techniques of learning and mapping and observation, by new
tools and computers for industry, medicine, the home as well
as the school. Technical institutions, such as Rice, will
reap the harvest of these gains.
And finally, the space effort itself, while still in its
infancy, has already created a great number of new companies,
and tens of thousands of new jobs. Space and related
industries arc generating new demands in investment and
skilled personnel, and this city and this State, and this
region, will share greatly in this growth. What was once the
furthest outpost on the old frontier of the West will be the
furthest outpost on the new frontier of science and space.
Houston, your City of Houston, with its Manned Spacecraft
Center, will become the heart of a large scientific and
engineering community. During the next 5 years the National
Aeronautics and Space Administration expects to double the
number of scientists and engineers in this area, to increase
its outlays for salaries and expenses to $60 million a year;
to invest some $200 million in plant and laboratory
facilities; and to direct or contract for new space efforts
over $1 billion from this Center in this City.
To be sure, all this costs us all a good deal of money. This
year's space budget is three times what it was in January
1961, and it is greater than the space budget of the previous
8 years combined. That budget now stands at $5,400 million a
year-a staggering sum, though somewhat less than we pay for
cigarettes and cigars every year. Space expenditures will
soon rise some more from 40 cents per person per week to more
than 50 cents a week for every man, woman, and child in the
United States, for we have given this program a high national
priority even though I realize that this is in some measure
an act of faith and vision, for we do not now know what
benefits await us. But if I were to say, my fellow citizens,
that we shall send to the moon, 240,000 miles away from the
control station in Houston, a giant rocket more than 300 feet
tall, the length of this football field, made of new metal
alloys, some of which have not yet been invented, capable of
standing heat and stresses several times more than have ever
been experienced, fitted together with a precision better
than the finest watch, carrying all the equipment needed for
propulsion, guidance, control, communications, food and
survival, on an untried mission, to an unknown celestial
body, and then return it safely to earth, reentering the
atmosphere at speeds of over 25,000 miles per hour, causing
heat about half that of the temperature of the sun almost as

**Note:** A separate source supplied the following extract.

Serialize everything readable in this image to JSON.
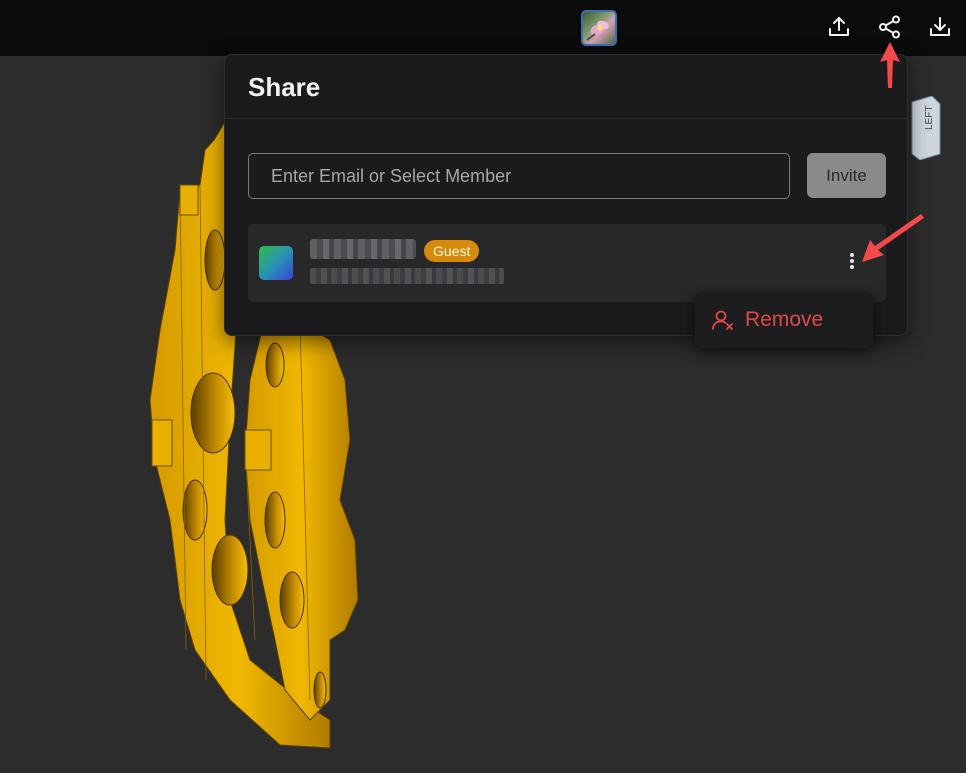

hot as it is here today-and do all this, and do it right, and
do it first before this decade is out, then we must be bold.
I'm the one who is doing all the work, so we just want you to

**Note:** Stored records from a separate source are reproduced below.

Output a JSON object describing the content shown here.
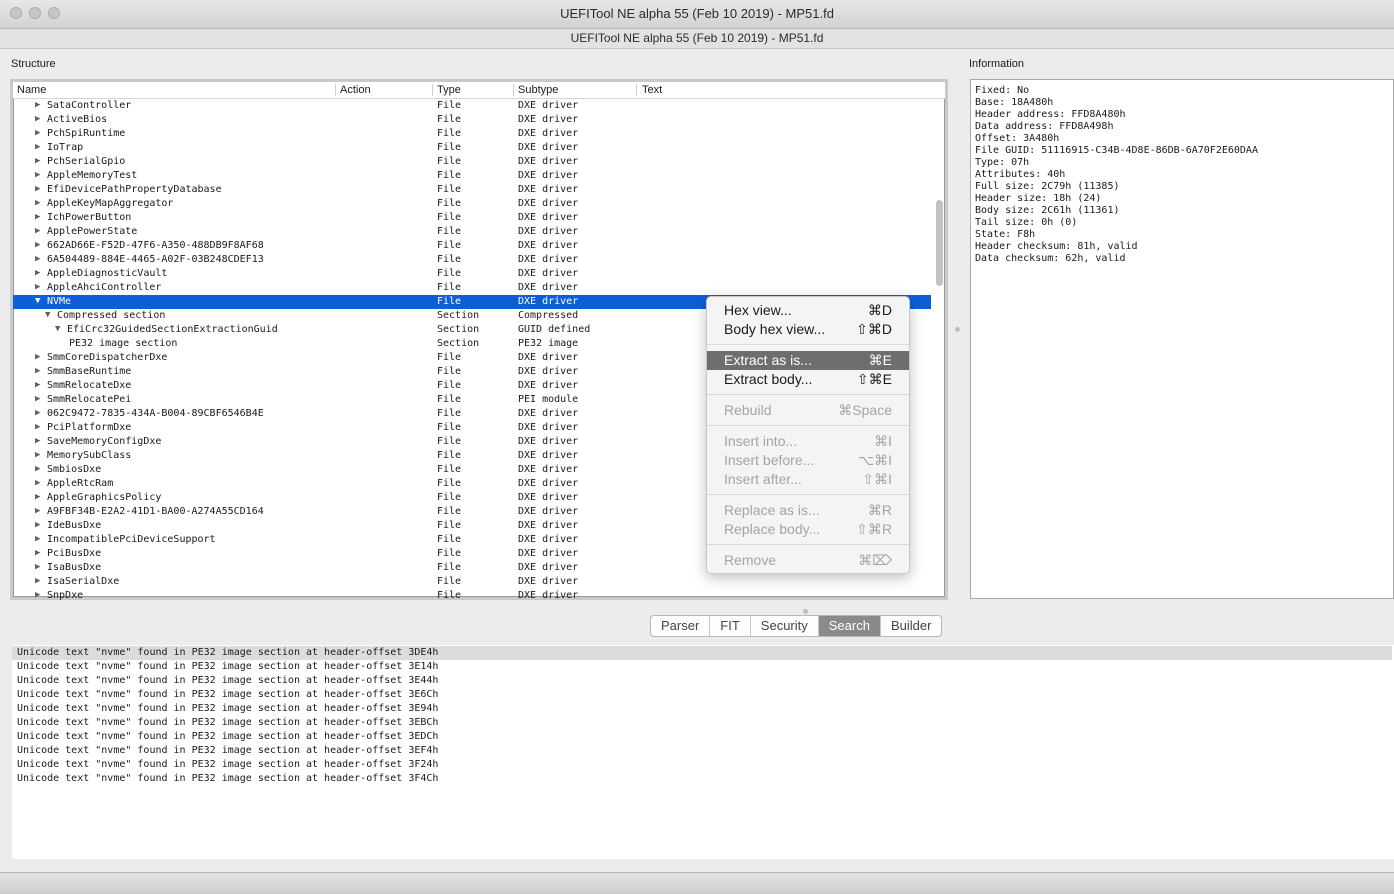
{
  "window": {
    "title": "UEFITool NE alpha 55 (Feb 10 2019) - MP51.fd",
    "subtitle": "UEFITool NE alpha 55 (Feb 10 2019) - MP51.fd"
  },
  "structure": {
    "label": "Structure",
    "columns": [
      "Name",
      "Action",
      "Type",
      "Subtype",
      "Text"
    ],
    "rows": [
      {
        "name": "SataController",
        "type": "File",
        "subtype": "DXE driver",
        "arrow": "▶",
        "indent": 0
      },
      {
        "name": "ActiveBios",
        "type": "File",
        "subtype": "DXE driver",
        "arrow": "▶",
        "indent": 0
      },
      {
        "name": "PchSpiRuntime",
        "type": "File",
        "subtype": "DXE driver",
        "arrow": "▶",
        "indent": 0
      },
      {
        "name": "IoTrap",
        "type": "File",
        "subtype": "DXE driver",
        "arrow": "▶",
        "indent": 0
      },
      {
        "name": "PchSerialGpio",
        "type": "File",
        "subtype": "DXE driver",
        "arrow": "▶",
        "indent": 0
      },
      {
        "name": "AppleMemoryTest",
        "type": "File",
        "subtype": "DXE driver",
        "arrow": "▶",
        "indent": 0
      },
      {
        "name": "EfiDevicePathPropertyDatabase",
        "type": "File",
        "subtype": "DXE driver",
        "arrow": "▶",
        "indent": 0
      },
      {
        "name": "AppleKeyMapAggregator",
        "type": "File",
        "subtype": "DXE driver",
        "arrow": "▶",
        "indent": 0
      },
      {
        "name": "IchPowerButton",
        "type": "File",
        "subtype": "DXE driver",
        "arrow": "▶",
        "indent": 0
      },
      {
        "name": "ApplePowerState",
        "type": "File",
        "subtype": "DXE driver",
        "arrow": "▶",
        "indent": 0
      },
      {
        "name": "662AD66E-F52D-47F6-A350-488DB9F8AF68",
        "type": "File",
        "subtype": "DXE driver",
        "arrow": "▶",
        "indent": 0
      },
      {
        "name": "6A504489-884E-4465-A02F-03B248CDEF13",
        "type": "File",
        "subtype": "DXE driver",
        "arrow": "▶",
        "indent": 0
      },
      {
        "name": "AppleDiagnosticVault",
        "type": "File",
        "subtype": "DXE driver",
        "arrow": "▶",
        "indent": 0
      },
      {
        "name": "AppleAhciController",
        "type": "File",
        "subtype": "DXE driver",
        "arrow": "▶",
        "indent": 0
      },
      {
        "name": "NVMe",
        "type": "File",
        "subtype": "DXE driver",
        "arrow": "▼",
        "indent": 0,
        "selected": true
      },
      {
        "name": "Compressed section",
        "type": "Section",
        "subtype": "Compressed",
        "arrow": "▼",
        "indent": 1
      },
      {
        "name": "EfiCrc32GuidedSectionExtractionGuid",
        "type": "Section",
        "subtype": "GUID defined",
        "arrow": "▼",
        "indent": 2
      },
      {
        "name": "PE32 image section",
        "type": "Section",
        "subtype": "PE32 image",
        "arrow": "",
        "indent": 3
      },
      {
        "name": "SmmCoreDispatcherDxe",
        "type": "File",
        "subtype": "DXE driver",
        "arrow": "▶",
        "indent": 0
      },
      {
        "name": "SmmBaseRuntime",
        "type": "File",
        "subtype": "DXE driver",
        "arrow": "▶",
        "indent": 0
      },
      {
        "name": "SmmRelocateDxe",
        "type": "File",
        "subtype": "DXE driver",
        "arrow": "▶",
        "indent": 0
      },
      {
        "name": "SmmRelocatePei",
        "type": "File",
        "subtype": "PEI module",
        "arrow": "▶",
        "indent": 0
      },
      {
        "name": "062C9472-7835-434A-B004-89CBF6546B4E",
        "type": "File",
        "subtype": "DXE driver",
        "arrow": "▶",
        "indent": 0
      },
      {
        "name": "PciPlatformDxe",
        "type": "File",
        "subtype": "DXE driver",
        "arrow": "▶",
        "indent": 0
      },
      {
        "name": "SaveMemoryConfigDxe",
        "type": "File",
        "subtype": "DXE driver",
        "arrow": "▶",
        "indent": 0
      },
      {
        "name": "MemorySubClass",
        "type": "File",
        "subtype": "DXE driver",
        "arrow": "▶",
        "indent": 0
      },
      {
        "name": "SmbiosDxe",
        "type": "File",
        "subtype": "DXE driver",
        "arrow": "▶",
        "indent": 0
      },
      {
        "name": "AppleRtcRam",
        "type": "File",
        "subtype": "DXE driver",
        "arrow": "▶",
        "indent": 0
      },
      {
        "name": "AppleGraphicsPolicy",
        "type": "File",
        "subtype": "DXE driver",
        "arrow": "▶",
        "indent": 0
      },
      {
        "name": "A9FBF34B-E2A2-41D1-BA00-A274A55CD164",
        "type": "File",
        "subtype": "DXE driver",
        "arrow": "▶",
        "indent": 0
      },
      {
        "name": "IdeBusDxe",
        "type": "File",
        "subtype": "DXE driver",
        "arrow": "▶",
        "indent": 0
      },
      {
        "name": "IncompatiblePciDeviceSupport",
        "type": "File",
        "subtype": "DXE driver",
        "arrow": "▶",
        "indent": 0
      },
      {
        "name": "PciBusDxe",
        "type": "File",
        "subtype": "DXE driver",
        "arrow": "▶",
        "indent": 0
      },
      {
        "name": "IsaBusDxe",
        "type": "File",
        "subtype": "DXE driver",
        "arrow": "▶",
        "indent": 0
      },
      {
        "name": "IsaSerialDxe",
        "type": "File",
        "subtype": "DXE driver",
        "arrow": "▶",
        "indent": 0
      },
      {
        "name": "SnpDxe",
        "type": "File",
        "subtype": "DXE driver",
        "arrow": "▶",
        "indent": 0
      }
    ]
  },
  "information": {
    "label": "Information",
    "lines": [
      "Fixed: No",
      "Base: 18A480h",
      "Header address: FFD8A480h",
      "Data address: FFD8A498h",
      "Offset: 3A480h",
      "File GUID: 51116915-C34B-4D8E-86DB-6A70F2E60DAA",
      "Type: 07h",
      "Attributes: 40h",
      "Full size: 2C79h (11385)",
      "Header size: 18h (24)",
      "Body size: 2C61h (11361)",
      "Tail size: 0h (0)",
      "State: F8h",
      "Header checksum: 81h, valid",
      "Data checksum: 62h, valid"
    ]
  },
  "context_menu": {
    "groups": [
      [
        {
          "label": "Hex view...",
          "shortcut": "⌘D",
          "enabled": true
        },
        {
          "label": "Body hex view...",
          "shortcut": "⇧⌘D",
          "enabled": true
        }
      ],
      [
        {
          "label": "Extract as is...",
          "shortcut": "⌘E",
          "enabled": true,
          "highlighted": true
        },
        {
          "label": "Extract body...",
          "shortcut": "⇧⌘E",
          "enabled": true
        }
      ],
      [
        {
          "label": "Rebuild",
          "shortcut": "⌘Space",
          "enabled": false
        }
      ],
      [
        {
          "label": "Insert into...",
          "shortcut": "⌘I",
          "enabled": false
        },
        {
          "label": "Insert before...",
          "shortcut": "⌥⌘I",
          "enabled": false
        },
        {
          "label": "Insert after...",
          "shortcut": "⇧⌘I",
          "enabled": false
        }
      ],
      [
        {
          "label": "Replace as is...",
          "shortcut": "⌘R",
          "enabled": false
        },
        {
          "label": "Replace body...",
          "shortcut": "⇧⌘R",
          "enabled": false
        }
      ],
      [
        {
          "label": "Remove",
          "shortcut": "⌘⌦",
          "enabled": false
        }
      ]
    ]
  },
  "bottom_tabs": {
    "tabs": [
      "Parser",
      "FIT",
      "Security",
      "Search",
      "Builder"
    ],
    "active": "Search"
  },
  "search_results": [
    "Unicode text \"nvme\" found in PE32 image section at header-offset 3DE4h",
    "Unicode text \"nvme\" found in PE32 image section at header-offset 3E14h",
    "Unicode text \"nvme\" found in PE32 image section at header-offset 3E44h",
    "Unicode text \"nvme\" found in PE32 image section at header-offset 3E6Ch",
    "Unicode text \"nvme\" found in PE32 image section at header-offset 3E94h",
    "Unicode text \"nvme\" found in PE32 image section at header-offset 3EBCh",
    "Unicode text \"nvme\" found in PE32 image section at header-offset 3EDCh",
    "Unicode text \"nvme\" found in PE32 image section at header-offset 3EF4h",
    "Unicode text \"nvme\" found in PE32 image section at header-offset 3F24h",
    "Unicode text \"nvme\" found in PE32 image section at header-offset 3F4Ch"
  ]
}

stay cool for a minute. [Laughter]
However, I think we're going to do it, and I think that we
must pay what needs to be paid. I don't think we ought to
waste any money, but I think we ought to do the job. And this
will be done in the decade of the sixties. It may be done
while some of you are still here at school at this college
and university. It will be done during the terms of office of
some of the people who sit here on this platform. But it will
be done. And it will be done before the end of this decade.
I am delighted that this university is playing a part in
putting a man on the moon as part of a great national effort
of the United States of America.
Many years ago the great British explorer George Mallory, who
was to die on Mount Everest, was asked why did he want to
climb it. He said, "Because it is there."
Well, space is there, and we're going to climb it, and the
moon and the planets are there, and new hopes for knowledge
and peace are there. And, therefore, as we set sail we ask
God's blessing on the most hazardous and dangerous and
greatest adventure on which man has ever embarked.
NOTE: The President spoke in the Riee University Stadium at
10 a.m. In his opening words he referred to Dr. K. S. Pitzer,
President of the University, Vice President Lyndon B.
Johnson, Governor Price Daniel of Texas, Representative
Albert Thomas of Texas, Senator Alexander Wiley of Wisconsin,
Representative George P. Miller of California, James E. Webb,
Administrator, National Aeronautics and Space
Administration., David E. Bell, Director of the Bureau of the